She applied the “Page 69 Test” to her new novel, Bury Me Deep, and reported the following:
For as long as I can remember, I’ve heard of Winnie Ruth Judd, the so-called “Velvet Tigress,” accused of murdering her two female friends in 1931 Phoenix. I’d always thought of it as one of those tawdry 1930s tabloid tales James M. Cain (Double Indemnity) would pluck from the headlines for his novels. But the more I read about the case, the more complex it seemed. Was it a case of cold-blooded murder, Winnie Ruth driven by jealous rage? Or was it, as she claimed, self-defense, a spat among friends turned violent? Or were those rumors of a frameup true? Winnie Ruth Judd became, for me, not a murderess but a lonely woman, deserted by her husband in the depths of the Depression, and quite possibly innocent of the crimes.Read an excerpt from Bury Me Deep, and learn more about the book and author at Megan Abbott's website.
Bury Me Deep is my fictionalized telling of the case. Winnie Ruth becomes Marion Seeley, an abandoned wife who finds herself drawn to two of the town’s exuberant party girls, Louise and Ginny, and their dashing benefactor, Gentleman Joe Lanigan.
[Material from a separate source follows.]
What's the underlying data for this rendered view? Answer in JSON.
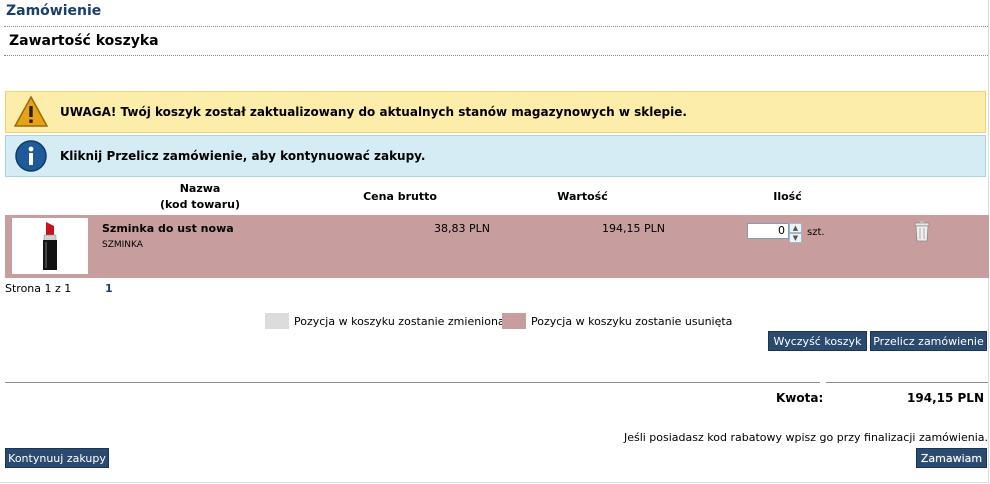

Page 69 is actually both an oddity in the book and, somehow, its truest page. The book is split up into sections, each one beginning with an introduction of sorts, a retrospective take on the events from an outsider’s viewpoint. While the rest of the book is seen through Marion’s fevered eyes, these opening sections remove us from Marion and give us a distance. They also tell us a lot about the heavy judgments laid against her by the “upright town’s folks.” Page 69 is the damning voice of Ina Curtwin, one of Marion’s coworkers, condemning Marion and her wayward friends:
“I told Mrs. Seeley to keep her distance from those two. But Marion, she liked their lively ways.
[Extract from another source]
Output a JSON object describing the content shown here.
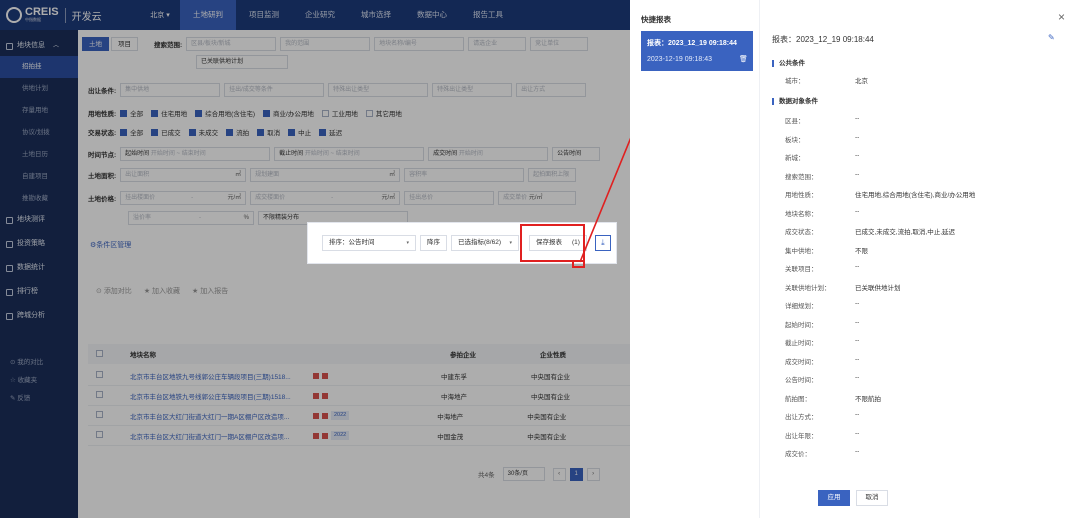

“Everyone knew about Louise, like what happened at the Dempsey Hotel. How someone called the law because there was a ruckus and there she was in the fifth-floor corridor going on two o’clock in the morning, only one shoe on and they brought her in and they let her go because some calls were made. She had friends. The right kinds, it seems. And all her friends have wives.
“And that Mr. Lanigan. He’s one of those. All those big fellas strutting around with fancy waistcoasts and running the town. Well, he’s an Elk. A Grand Knight with the Knights of Columbus. He sits on the Chamber of Commerce, handing out favors. If he weren’t a papist, he might be mayor.
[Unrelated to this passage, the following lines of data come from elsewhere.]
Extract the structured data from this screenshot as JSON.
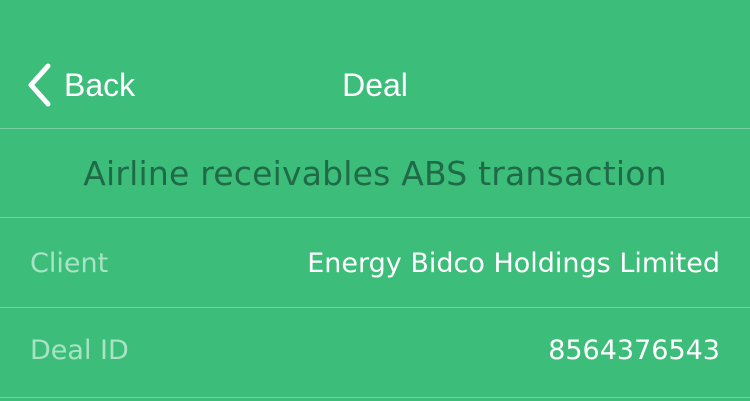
{
  "nav": {
    "back_label": "Back",
    "title": "Deal",
    "back_icon": "chevron-left-icon"
  },
  "deal": {
    "name": "Airline receivables ABS transaction"
  },
  "details": {
    "client_label": "Client",
    "client_value": "Energy Bidco Holdings Limited",
    "deal_id_label": "Deal ID",
    "deal_id_value": "8564376543"
  },
  "colors": {
    "background": "#3dbd7a",
    "deal_name_text": "#1f6a47",
    "label_text": "#a8e3c4",
    "value_text": "#ffffff"
  }
}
“All those comers, every June they send their wives eighty miles straight up into the mountains. the Hassaymapa Mountain Club, they call it. Then, back here in town, they make hay all summer long. The office girls. Girls that work at the shops. And the nurses. Always the nurses. And there was talk of Marion being Mr. Lanigan’s summer gal, only it was still spring. I didn’t talk of it, but others did.”
“See, I walk in the Lord’s path of kindness and I figure I’ll tell Marion that there’s buzzing in the air and she might do best to keep her quarter, to walk in churchly ways. After all, she is a married woman and, the way it sounds, those girls are running a regular operation there. Wild parties and who knows what. Those girls have no starch in their pleats, do you know what I mean to say? When Louise Mercer walks, there’s nothing that stays still. And the other one, one hears tell, she haint stood upright since Hoover took oath and sunk us all.
“But Marion, she don’t care to listen. Like I said, she liked their lively ways.”
In many ways, this is the whole of the book—everything that will lead to a terrible crime. The clanging verdict on these women, and the threat they represent. And, most of all, Marion’s secret desire to be a part of that exciting world Louise and Ginny promise. She can’t stop herself.
At The Rap Sheet: The Story Behind the Story: “Bury Me Deep,” by Megan Abbott.
Check out the complete list of books in the Page 69 Test Series.